Still too busy to spend lots of time blogging... So, today I'll just post a couple of photos of a fairly well-known medical condition, often (but not always) associated with a specific genetic disorder.
Syndactyly is a condition where two or more digits (fingers, toes or both) are fused together. While not as crippling as lacking a limb or part of a limb, it impairs mobility and function to some extent.
Syndactyly can be simple or complex.
- In simple syndactyly, adjacent fingers or toes are joined by soft tissue.
- In complex syndactyly, the bones of adjacent digits are fused.
- In complete syndactyly, the skin is joined all the way to the tip of the finger
- In incomplete syndactyly, the skin is only joined part of the distance to the fingertip
And here are the pictures:
Image from: Metodiev et al. 2011
Above, you can see the fused fingers on the hand of a 27-month-old girl with Apert syndrome. The child also displayed other characteristic features of this disorder, including facial hypoplasia, mild exophthalmus (bulging eyes) and mental retardation. Her fingers were separated surgically using an abdominal skin graft.
And another one, showing the fused digits on a child's hands and feet:
Image from: Agochukwu et al. 2012
On the X-rays, you can clearly see that the bones are fused, not just the soft tissues. I've always been mildly fascinated by the odd appearance of these limbs.
And a third photo. These hands and feet belong to a 1-year-old girl with Apert syndrome.
Image from: Derderian and Seaward 2012.
Agochukwu NB, Solomon BD, Muenke M. (2012) Impact of genetics on the diagnosis and clinical management of syndromic craniosynostoses. Childs Nerv Syst. 28(9): 1447–1463.
Metodiev Y, Gavrilova N, Katzarov A. (2011) Anesthetic management of a child with Apert syndrome. Saudi J Anaesth. 5(1): 87–89.
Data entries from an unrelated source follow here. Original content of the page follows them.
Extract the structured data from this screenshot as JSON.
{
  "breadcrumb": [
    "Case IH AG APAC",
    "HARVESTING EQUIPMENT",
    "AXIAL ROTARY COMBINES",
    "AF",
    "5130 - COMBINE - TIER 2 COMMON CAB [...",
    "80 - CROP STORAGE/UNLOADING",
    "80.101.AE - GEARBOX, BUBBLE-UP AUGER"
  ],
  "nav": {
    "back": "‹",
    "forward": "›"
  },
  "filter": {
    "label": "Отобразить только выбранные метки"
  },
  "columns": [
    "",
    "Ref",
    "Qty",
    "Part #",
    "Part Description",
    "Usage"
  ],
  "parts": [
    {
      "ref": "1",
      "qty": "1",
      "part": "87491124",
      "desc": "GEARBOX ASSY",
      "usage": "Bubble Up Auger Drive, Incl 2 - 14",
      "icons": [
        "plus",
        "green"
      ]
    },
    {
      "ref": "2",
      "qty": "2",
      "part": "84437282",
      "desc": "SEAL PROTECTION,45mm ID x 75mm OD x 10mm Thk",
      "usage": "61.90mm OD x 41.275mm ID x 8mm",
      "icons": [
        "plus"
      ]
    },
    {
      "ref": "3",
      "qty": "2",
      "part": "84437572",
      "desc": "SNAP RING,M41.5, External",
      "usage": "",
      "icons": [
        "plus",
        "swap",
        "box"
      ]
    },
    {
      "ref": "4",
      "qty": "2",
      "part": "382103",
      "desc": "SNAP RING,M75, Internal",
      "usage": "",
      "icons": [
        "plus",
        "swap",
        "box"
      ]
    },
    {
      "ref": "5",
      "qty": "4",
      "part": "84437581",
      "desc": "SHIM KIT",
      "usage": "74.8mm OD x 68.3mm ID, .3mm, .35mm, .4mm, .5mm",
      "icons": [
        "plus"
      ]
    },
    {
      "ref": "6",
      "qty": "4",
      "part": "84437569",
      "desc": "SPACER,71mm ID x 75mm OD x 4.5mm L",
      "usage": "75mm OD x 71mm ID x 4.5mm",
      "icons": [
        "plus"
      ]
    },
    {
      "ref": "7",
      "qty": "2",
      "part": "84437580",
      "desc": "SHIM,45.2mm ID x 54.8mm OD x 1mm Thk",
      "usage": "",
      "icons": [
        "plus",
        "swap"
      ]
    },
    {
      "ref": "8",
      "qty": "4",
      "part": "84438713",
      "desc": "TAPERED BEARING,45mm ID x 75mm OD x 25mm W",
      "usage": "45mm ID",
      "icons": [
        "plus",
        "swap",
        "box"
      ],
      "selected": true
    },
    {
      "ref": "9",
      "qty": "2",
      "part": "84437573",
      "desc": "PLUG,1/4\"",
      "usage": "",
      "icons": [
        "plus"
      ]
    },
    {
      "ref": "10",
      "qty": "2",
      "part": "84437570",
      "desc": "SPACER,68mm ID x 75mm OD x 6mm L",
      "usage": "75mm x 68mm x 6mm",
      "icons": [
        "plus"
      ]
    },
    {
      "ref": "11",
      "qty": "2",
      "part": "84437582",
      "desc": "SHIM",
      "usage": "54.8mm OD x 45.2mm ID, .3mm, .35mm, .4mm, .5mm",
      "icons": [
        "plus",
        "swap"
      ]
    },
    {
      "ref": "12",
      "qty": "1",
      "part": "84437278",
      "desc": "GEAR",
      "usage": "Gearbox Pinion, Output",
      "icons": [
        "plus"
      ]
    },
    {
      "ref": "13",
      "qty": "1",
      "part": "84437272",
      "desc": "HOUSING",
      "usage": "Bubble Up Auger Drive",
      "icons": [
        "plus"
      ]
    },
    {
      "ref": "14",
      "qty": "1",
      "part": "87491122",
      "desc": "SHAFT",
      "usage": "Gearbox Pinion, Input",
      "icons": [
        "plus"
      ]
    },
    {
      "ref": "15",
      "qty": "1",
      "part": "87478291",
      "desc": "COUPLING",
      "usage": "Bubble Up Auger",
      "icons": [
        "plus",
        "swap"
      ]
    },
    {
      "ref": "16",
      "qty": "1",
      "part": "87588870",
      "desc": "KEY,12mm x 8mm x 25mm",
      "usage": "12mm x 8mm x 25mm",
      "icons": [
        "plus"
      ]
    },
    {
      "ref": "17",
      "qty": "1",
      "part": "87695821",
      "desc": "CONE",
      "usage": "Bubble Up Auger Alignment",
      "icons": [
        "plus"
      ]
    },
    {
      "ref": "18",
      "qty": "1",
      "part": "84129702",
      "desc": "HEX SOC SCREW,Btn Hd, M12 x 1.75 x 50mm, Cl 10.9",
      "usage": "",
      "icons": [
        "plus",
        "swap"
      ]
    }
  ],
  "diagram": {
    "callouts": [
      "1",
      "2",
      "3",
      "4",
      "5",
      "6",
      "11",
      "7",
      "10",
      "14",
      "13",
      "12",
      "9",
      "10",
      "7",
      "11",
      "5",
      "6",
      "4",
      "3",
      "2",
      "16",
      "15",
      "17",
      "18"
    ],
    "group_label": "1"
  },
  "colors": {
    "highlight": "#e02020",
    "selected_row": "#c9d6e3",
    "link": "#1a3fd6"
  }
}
Derderian C, Seaward J. (2012) Syndromic Craniosynostosis. Semin Plast Surg. 26(2): 64-75.
Wikipedia - Syndactyly